The difference, in a word, is Polytrack.

In 2006, Sinister Minister went his opening half-mile in :45.88 and six furlongs in 1:09.94 before stopping the clock for 1 1/8 miles in 1:48.85. In the 2007 Blue Grass, early fractions of :51.46 and 1:16.65 were set by Teuflesberg, who hung around as the fourth horse in the photo finish. Final time was 1:51.33.

Conventional wisdom suggests front-running horses have a huge advantage if they are allowed to set the tortoise-like fractions established in this year’s Blue Grass. But Polytrack has thrown conventional wisdom out the window.

That may not be such a bad thing.

American racing has long put its emphasis on speed—especially early speed. Prices for 2-year-olds in training sold at public auction are driven largely by how quickly a young horse can stop the timer for one or two furlongs. Polytrack, at least Keeneland’s version, puts far more emphasis on late speed.

Last year, Sinister Minister covered the final three furlongs in 39.91 seconds after his blazing early fractions. Dominican raced his final three furlongs in just over 34 seconds.

Most races on Keeneland’s Polytrack resemble European grass races in how they are run, with the winner often being the horse making the last surge. That was the case in the Blue Grass, with last year’s 2-year-old male champion, Street Sense, getting nosed out in the final jump after rallying to the lead in the shadow of the wire.

A year ago, getting to the early lead and racing along the rail were key factors for winning at Keeneland. Now, no one seems to want to go the front, because it has become extremely difficult to win on the lead over Keeneland’s Polytrack. Racing wide is fine now, too.

Dominican is unbeaten in three starts on Polytrack after breaking his maiden at Keeneland last October and winning the Rushaway Stakes on Turfway Park’s Polytrack surface in March. He is 0-for-4 on conventional dirt tracks.

Sinister Minister went on to race in the Kentucky Derby Presented by Yum! Brands (gr. I), finishing 16th, beaten 30 lengths by Barbaro. He is still looking for his first victory since his romp in the Blue Grass. Bluegrass Cat, fourth as the favorite behind Sinister Minister that day, subsequently finished second in the Derby, Belmont Stakes (gr. I), and Travers Stakes (gr. I), and won the Haskell Invitational Stakes (gr. I).

It is possible, as Eclipse Award-winning trainer Todd Pletcher said in remarks to the Kentucky Thoroughbred Farm Managers’ Club April 11, that Keeneland has replaced one track bias with another.

But Pletcher, along with other horsemen, has acknowledged the benefits of Polytrack and other synthetic surfaces for training purposes. "In a perfect world, I guess, I’d like to see the opportunity to train on Polytrack and still race on the traditional dirt surface," Pletcher said.

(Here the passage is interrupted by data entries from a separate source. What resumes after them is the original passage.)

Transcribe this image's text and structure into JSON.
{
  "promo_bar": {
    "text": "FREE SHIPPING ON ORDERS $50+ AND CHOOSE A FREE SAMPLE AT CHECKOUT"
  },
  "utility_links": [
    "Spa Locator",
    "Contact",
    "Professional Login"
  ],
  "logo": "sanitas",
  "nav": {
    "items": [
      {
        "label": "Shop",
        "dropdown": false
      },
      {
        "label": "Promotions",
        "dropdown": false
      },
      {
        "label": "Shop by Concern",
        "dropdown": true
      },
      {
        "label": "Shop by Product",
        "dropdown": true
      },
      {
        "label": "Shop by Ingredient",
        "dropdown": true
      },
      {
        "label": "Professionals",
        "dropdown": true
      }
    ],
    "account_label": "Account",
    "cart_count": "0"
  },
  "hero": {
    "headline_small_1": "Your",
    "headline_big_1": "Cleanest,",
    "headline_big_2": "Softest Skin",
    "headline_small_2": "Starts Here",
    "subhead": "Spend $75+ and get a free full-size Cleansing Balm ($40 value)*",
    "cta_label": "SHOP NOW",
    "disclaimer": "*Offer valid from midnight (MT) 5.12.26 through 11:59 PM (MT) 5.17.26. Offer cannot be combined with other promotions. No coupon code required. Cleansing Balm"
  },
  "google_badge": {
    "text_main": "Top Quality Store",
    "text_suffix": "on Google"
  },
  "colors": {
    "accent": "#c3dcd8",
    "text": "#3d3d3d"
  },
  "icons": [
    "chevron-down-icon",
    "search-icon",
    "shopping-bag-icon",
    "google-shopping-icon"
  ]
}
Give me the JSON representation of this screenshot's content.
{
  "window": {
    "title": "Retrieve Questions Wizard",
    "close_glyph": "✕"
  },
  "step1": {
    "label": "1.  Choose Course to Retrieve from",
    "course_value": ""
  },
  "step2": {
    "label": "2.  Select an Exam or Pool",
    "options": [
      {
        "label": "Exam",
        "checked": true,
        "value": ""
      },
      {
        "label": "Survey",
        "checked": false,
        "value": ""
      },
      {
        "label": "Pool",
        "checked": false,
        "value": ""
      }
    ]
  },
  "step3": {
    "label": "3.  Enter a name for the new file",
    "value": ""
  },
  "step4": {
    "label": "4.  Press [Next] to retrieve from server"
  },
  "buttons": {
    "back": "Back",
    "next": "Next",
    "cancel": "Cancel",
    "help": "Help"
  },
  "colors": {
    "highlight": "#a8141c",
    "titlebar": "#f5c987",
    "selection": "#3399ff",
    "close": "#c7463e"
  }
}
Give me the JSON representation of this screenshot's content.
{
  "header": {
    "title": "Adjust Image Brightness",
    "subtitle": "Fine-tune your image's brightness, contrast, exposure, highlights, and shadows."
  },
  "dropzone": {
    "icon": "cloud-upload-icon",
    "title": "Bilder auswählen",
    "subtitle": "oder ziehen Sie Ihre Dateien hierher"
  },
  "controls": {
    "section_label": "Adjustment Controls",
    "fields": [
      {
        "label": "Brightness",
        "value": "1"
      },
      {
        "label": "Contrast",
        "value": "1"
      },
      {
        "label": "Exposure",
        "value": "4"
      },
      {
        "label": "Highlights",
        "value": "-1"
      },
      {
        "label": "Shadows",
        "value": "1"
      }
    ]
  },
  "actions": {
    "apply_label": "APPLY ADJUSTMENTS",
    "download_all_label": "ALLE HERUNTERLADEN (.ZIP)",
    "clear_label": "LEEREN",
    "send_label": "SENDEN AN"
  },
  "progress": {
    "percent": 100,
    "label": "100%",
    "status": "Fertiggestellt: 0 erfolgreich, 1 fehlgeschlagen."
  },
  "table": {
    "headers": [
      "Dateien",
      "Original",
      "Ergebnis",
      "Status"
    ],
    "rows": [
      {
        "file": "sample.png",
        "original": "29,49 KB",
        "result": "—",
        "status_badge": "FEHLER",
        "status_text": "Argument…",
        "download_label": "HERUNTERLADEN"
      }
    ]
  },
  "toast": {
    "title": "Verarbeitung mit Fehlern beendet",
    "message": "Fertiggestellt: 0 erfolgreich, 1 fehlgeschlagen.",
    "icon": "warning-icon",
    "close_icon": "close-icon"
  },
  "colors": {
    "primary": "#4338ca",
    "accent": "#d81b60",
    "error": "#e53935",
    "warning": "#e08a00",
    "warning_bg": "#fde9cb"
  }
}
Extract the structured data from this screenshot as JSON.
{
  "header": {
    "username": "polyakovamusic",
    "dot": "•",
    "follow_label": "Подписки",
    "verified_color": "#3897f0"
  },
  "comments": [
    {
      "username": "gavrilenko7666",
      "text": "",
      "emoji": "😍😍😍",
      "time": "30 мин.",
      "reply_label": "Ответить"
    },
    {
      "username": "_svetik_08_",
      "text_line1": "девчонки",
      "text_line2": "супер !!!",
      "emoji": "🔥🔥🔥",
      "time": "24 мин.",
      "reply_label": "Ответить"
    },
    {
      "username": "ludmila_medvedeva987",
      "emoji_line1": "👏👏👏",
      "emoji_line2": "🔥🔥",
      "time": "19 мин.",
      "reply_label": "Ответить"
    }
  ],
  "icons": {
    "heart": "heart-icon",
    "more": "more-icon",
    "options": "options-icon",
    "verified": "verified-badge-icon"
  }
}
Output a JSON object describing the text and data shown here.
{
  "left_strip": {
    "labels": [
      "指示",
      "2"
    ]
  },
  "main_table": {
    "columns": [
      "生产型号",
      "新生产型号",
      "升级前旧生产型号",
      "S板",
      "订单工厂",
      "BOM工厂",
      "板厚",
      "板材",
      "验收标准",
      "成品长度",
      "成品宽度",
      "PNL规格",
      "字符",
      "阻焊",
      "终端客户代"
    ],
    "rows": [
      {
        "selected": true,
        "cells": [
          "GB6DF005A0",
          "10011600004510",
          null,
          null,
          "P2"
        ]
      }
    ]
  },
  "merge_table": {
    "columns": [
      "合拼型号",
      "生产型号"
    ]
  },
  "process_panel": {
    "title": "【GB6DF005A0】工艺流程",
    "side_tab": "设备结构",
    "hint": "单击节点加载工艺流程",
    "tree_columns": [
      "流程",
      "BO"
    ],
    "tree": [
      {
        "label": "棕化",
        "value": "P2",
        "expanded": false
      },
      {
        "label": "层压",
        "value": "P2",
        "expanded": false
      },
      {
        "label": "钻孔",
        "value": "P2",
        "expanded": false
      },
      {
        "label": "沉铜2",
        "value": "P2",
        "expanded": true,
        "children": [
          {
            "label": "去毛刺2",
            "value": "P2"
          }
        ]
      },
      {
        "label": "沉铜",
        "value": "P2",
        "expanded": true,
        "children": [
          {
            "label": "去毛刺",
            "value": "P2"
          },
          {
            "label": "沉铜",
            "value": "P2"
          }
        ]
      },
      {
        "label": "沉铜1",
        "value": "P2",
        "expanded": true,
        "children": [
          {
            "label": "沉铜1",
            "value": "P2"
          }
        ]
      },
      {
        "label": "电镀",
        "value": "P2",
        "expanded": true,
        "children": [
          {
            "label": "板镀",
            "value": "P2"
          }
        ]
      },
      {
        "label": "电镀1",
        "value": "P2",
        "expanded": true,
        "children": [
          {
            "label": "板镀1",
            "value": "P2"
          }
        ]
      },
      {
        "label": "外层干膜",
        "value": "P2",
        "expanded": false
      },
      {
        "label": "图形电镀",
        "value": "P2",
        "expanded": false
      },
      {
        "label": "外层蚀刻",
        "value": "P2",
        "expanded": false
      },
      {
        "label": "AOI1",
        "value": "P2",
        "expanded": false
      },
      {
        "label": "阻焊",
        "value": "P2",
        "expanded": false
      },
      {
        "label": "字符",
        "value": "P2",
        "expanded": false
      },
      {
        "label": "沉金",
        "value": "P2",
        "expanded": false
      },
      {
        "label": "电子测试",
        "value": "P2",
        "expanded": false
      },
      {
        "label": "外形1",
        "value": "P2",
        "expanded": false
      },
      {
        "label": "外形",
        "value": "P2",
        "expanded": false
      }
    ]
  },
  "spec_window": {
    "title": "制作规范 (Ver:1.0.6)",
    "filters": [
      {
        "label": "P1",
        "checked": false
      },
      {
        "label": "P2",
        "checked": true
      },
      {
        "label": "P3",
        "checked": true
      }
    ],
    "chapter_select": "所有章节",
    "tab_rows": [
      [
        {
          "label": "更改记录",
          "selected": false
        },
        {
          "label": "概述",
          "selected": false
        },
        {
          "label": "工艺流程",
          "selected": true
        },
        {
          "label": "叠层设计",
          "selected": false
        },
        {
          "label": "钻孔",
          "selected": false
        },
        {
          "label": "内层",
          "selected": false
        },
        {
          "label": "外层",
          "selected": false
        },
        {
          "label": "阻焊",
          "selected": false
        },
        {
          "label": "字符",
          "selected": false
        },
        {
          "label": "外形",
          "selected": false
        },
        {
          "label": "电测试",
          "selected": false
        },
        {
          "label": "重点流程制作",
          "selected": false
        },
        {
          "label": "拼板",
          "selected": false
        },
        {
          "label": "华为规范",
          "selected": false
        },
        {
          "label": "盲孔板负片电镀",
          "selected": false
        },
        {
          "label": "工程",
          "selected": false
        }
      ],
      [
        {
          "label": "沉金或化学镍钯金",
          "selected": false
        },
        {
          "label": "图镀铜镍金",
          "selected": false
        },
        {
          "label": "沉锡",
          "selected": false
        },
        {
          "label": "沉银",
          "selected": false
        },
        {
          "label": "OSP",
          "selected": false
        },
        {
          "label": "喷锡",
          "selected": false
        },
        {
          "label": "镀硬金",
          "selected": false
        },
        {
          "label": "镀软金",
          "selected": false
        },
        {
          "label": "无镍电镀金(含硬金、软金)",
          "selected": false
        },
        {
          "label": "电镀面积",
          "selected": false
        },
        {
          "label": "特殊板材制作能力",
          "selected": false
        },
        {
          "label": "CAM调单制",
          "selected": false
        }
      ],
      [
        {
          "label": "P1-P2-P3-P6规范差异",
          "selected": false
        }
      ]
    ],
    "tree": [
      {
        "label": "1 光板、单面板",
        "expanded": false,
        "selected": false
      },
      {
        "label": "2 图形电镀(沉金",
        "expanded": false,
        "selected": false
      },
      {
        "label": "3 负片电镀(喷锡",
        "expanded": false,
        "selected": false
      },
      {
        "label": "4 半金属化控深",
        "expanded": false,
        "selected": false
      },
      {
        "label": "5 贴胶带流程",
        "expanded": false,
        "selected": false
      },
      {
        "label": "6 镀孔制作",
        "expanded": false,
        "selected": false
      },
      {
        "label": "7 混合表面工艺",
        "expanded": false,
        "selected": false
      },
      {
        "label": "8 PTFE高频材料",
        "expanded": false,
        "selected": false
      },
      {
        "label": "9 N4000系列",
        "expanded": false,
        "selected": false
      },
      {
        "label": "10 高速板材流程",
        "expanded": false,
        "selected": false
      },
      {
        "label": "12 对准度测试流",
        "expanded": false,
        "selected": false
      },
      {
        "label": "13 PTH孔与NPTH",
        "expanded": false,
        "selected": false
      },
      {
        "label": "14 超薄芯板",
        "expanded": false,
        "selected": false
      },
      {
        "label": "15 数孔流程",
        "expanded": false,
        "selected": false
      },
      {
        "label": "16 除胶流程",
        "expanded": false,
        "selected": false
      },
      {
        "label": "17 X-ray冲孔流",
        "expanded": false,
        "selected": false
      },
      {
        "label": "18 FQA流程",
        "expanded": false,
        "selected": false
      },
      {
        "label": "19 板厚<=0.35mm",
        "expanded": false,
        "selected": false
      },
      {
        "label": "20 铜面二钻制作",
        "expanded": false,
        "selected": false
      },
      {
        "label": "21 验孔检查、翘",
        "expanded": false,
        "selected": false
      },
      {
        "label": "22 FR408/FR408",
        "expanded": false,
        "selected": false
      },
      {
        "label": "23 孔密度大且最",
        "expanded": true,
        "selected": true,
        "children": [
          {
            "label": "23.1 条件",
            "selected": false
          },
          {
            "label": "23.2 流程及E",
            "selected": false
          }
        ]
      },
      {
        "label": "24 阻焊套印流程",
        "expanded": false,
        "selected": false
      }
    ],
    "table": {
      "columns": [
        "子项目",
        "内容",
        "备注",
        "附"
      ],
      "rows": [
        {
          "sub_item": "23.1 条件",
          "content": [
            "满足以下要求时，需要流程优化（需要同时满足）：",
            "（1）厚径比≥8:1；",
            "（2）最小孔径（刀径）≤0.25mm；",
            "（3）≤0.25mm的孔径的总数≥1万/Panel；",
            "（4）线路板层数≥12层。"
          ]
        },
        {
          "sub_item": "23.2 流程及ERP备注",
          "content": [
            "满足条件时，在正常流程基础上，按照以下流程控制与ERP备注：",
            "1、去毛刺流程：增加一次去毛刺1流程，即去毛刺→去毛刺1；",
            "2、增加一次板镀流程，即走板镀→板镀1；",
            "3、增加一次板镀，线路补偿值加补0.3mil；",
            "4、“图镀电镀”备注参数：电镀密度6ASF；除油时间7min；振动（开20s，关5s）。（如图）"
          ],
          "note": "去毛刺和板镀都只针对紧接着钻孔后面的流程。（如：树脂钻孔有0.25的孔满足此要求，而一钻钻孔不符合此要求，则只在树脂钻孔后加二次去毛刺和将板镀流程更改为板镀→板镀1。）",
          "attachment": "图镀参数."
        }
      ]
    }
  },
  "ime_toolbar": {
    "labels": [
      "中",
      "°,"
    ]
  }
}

To that end, Pletcher is one of several trainers who will condition his Kentucky Derby prospects on Polytrack rather than shipping them to Churchill Downs early to allow the horses to get accustomed to that surface. What message will a backstretch void of Derby contenders send to Churchill’s management?

Is it possible the 2007 renewal will be the final Kentucky Derby run on dirt?